|Developer(s)||David M. Chess|
|Initial release||Build 180 (1998-06-27, 25 years ago)|
|Latest release||Build 485 (2000-02-07, 23 years ago)|
|License||Special (see below)|
SLIGE, which stands for "Space Llama Interment Gazelle Expert", is a random level generator for classic Doom, written by David M. Chess. The program is available as a Windows executable and as C source code. SLIGE was under active development in the late 1990s; the last official release, build 485, was in February 2000.
The generator will usually create levels which primarily consist of killing monsters and picking up health, weapons, and ammunition before reaching the exit. It is possible to modify SLIGE so that it creates more puzzle-oriented levels, where the player needs to find keys or switches before being able to advance. The last official version of SLIGE can create only vanilla-compatible maps.
SLIGE was listed on Doomworld's Top 10 Infamous WADs, due to the reason that the quality of the SLIGE-generated maps was so good that many unscrupulous mappers claimed that the maps were entirely their own handwork. By default SLIGE tags the first sector of each level as a secret, and thus it is likely that older levels that start the player in a secret sector were based on SLIGE templates. SLIGE-generated WADs remain prohibited for upload on the idgames archive.
- Build 180 was released on June 27, 1998 (on this day, David added information about SLIGE to his website).
- Build 200
- Build 228
- Build 279
- Build 310
- Build 311
- Build 325
- Build 337
- Build 354
- Build 382
- Build 400
- Build 425
- Build 426
- Build 449 was released on April 21, 1999.
- Build 464 was released on July 21, 1999.
- Build 474 was released on September 25, 1999.
- Build 475 (alpha) was released on October 22, 1999.
- Build 485 was released on February 7, 2000. It is the final release of SLIGE.

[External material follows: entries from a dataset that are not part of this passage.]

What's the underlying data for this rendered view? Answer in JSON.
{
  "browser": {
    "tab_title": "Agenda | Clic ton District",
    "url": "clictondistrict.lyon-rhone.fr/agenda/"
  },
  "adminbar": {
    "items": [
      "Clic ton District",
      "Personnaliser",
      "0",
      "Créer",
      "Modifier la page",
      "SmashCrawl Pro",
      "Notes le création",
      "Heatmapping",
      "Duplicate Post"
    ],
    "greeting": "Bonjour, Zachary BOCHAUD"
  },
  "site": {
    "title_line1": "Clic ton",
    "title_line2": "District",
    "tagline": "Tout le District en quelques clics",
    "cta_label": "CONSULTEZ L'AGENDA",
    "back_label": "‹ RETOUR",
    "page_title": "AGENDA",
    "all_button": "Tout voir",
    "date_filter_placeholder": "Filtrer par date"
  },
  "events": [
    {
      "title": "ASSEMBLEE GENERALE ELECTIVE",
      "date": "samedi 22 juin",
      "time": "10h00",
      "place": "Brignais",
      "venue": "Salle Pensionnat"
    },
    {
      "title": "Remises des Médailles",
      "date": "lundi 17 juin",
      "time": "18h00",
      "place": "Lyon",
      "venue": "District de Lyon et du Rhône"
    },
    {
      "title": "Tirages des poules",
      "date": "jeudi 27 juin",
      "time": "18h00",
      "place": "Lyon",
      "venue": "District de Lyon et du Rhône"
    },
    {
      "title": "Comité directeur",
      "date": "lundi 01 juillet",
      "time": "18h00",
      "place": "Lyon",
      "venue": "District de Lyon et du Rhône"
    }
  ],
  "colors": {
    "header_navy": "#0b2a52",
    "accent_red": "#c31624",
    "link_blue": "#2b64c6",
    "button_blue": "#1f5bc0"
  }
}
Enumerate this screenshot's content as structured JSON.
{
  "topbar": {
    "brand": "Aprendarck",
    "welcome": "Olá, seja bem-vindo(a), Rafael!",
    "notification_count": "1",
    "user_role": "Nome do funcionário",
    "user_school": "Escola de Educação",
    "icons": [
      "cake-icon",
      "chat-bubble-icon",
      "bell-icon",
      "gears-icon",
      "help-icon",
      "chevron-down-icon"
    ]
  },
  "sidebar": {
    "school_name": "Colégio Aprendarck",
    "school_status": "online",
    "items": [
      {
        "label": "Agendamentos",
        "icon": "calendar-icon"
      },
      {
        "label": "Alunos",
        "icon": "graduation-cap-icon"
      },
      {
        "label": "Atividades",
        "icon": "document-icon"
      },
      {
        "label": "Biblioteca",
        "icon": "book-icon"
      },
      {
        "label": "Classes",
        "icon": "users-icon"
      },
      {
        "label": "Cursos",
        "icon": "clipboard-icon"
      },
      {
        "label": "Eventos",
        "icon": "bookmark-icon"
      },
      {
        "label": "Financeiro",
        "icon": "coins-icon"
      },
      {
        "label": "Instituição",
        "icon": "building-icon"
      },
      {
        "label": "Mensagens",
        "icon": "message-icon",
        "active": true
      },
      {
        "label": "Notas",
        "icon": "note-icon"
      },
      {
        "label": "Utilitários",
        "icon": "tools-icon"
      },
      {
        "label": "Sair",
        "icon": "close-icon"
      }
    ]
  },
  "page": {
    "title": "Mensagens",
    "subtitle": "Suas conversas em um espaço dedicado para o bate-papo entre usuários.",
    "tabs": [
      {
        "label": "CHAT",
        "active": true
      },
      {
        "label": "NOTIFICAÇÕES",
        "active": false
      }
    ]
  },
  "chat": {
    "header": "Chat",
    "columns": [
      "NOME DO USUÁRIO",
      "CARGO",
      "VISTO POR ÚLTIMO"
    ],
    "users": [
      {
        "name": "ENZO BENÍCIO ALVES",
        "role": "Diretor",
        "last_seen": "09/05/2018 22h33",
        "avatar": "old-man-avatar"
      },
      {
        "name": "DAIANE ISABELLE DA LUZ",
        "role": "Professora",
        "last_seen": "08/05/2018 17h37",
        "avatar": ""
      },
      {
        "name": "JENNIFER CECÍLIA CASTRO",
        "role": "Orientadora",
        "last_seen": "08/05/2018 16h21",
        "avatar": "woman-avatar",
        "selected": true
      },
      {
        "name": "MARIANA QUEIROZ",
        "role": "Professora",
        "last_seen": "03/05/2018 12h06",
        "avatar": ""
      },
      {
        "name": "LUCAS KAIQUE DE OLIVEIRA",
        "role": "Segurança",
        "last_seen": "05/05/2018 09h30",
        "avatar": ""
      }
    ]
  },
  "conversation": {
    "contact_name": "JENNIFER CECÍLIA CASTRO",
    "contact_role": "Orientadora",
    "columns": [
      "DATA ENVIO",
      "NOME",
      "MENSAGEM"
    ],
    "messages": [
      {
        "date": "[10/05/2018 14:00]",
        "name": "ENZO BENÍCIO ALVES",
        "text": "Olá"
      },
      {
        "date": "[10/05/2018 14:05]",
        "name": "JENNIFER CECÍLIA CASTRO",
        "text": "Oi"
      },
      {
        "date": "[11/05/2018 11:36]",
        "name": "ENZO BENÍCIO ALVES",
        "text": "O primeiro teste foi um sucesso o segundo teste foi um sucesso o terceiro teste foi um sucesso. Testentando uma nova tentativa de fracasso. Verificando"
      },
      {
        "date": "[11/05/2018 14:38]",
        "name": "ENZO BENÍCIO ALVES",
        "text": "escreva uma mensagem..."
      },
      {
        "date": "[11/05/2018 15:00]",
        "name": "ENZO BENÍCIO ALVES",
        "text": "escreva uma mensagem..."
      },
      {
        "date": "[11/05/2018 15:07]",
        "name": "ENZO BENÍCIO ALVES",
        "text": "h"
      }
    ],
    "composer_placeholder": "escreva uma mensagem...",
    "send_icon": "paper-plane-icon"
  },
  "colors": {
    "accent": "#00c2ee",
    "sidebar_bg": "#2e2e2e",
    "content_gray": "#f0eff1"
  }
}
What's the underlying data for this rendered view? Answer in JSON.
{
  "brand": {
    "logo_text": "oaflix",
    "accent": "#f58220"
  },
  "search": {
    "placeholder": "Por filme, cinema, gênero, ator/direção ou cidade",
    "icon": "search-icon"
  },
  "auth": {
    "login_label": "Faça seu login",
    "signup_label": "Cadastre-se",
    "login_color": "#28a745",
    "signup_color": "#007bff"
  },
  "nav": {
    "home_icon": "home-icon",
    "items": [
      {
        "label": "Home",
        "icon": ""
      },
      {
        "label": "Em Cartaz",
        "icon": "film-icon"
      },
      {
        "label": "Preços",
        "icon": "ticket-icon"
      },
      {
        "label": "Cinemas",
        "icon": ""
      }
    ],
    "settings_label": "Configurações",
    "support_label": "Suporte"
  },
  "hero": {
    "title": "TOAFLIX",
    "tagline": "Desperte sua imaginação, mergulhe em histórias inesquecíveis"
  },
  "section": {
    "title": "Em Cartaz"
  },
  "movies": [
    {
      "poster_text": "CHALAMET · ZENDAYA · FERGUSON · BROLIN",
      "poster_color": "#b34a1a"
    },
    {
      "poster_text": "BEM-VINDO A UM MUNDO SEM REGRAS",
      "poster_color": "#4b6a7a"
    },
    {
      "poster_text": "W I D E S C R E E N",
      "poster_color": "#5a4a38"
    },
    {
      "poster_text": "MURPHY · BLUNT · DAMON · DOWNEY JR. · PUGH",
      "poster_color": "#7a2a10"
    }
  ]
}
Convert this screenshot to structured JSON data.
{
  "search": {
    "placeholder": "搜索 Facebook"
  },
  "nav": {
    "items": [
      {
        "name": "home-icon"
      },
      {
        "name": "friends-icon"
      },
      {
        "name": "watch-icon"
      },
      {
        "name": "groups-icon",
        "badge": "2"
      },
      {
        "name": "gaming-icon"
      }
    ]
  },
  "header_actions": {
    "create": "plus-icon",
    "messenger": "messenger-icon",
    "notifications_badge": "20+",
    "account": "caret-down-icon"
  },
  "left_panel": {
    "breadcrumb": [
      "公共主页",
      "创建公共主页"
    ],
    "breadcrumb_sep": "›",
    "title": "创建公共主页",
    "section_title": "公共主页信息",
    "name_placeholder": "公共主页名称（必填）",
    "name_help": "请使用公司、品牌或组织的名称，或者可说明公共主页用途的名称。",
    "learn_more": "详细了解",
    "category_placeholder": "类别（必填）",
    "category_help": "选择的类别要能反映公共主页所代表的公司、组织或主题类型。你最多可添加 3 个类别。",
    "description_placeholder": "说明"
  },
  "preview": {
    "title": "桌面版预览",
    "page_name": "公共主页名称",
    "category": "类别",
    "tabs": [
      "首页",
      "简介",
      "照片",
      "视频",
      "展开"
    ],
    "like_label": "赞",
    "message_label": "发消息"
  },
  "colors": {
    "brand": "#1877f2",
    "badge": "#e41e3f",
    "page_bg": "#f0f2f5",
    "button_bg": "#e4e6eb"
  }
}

SLIGE uses the concept of "quests" to generate a level layout, which is randomized based on a seed value. SLIGE will branch off into separate sections for teleporters, and will "halt" additional generation and create an exit if the algorithm's current coordinates hit a previously created structure. SLIGE also contains prefabs, but unlike other level generators, every aspect of the prefabs are randomized to avoid repetition, including adding crates, "swelling" the room to reduce orthogonal angles, and generating small courtyards.
SLIGE also can be modified in terms of theme and item placement with configuration files. BLUE.CFG is provided as an example.
If SLIGE is told to produce a large number of rooms, it has the tendency to create long, straight passageways which can crash older nodebuilders due to the map size.
The program may be modified and redistributed under the following terms:
- If you make various changes and improvements to it and release a modified version yourself: - Write me and tell me about it so I can be pleased, - Mention me and SLIGE in the docs somewhere, and - Please *don't* call your new program "SLIGE". SLIGE is my program. Call yours "BLIGE" or "EGGISLES" or "MUMFO" or something like that.
There is a modified version of SLIGE uploaded to ZDoom Forums as slige2.zip, of unknown origin. Compiled in March 2003, this version was claimed to fix various bugs that could trap the player in a room unless the no clipping cheat was used. This version was also uploaded to Doom Wad Station as SLIGE.ZIP.
SLUMP is another fork created by Sam Trenholme, the author of ObHack, who received David Chess's permission to share the code with a GPL license. As part of this licensing, it does not use monsters which did not have graphics in early versions of Freedoom.
- This article incorporates text from a Wikipedia article that was deleted in 2008, but is still available on archive.org (archived 🏛)
- SLUMP, a fork of SLIGE
- OBLIGE, a newer generator tool named in honor of SLIGE
- OBSIDIAN, a fork of OBLIGE that incorporated the SLUMP fork of SLIGE for Vanilla Doom support
- SLIGE home page (broken download)
- SLIGE download (archived 🏛)
- SLIGE source code download (archived 🏛)
- Explanation of the working principles of SLIGE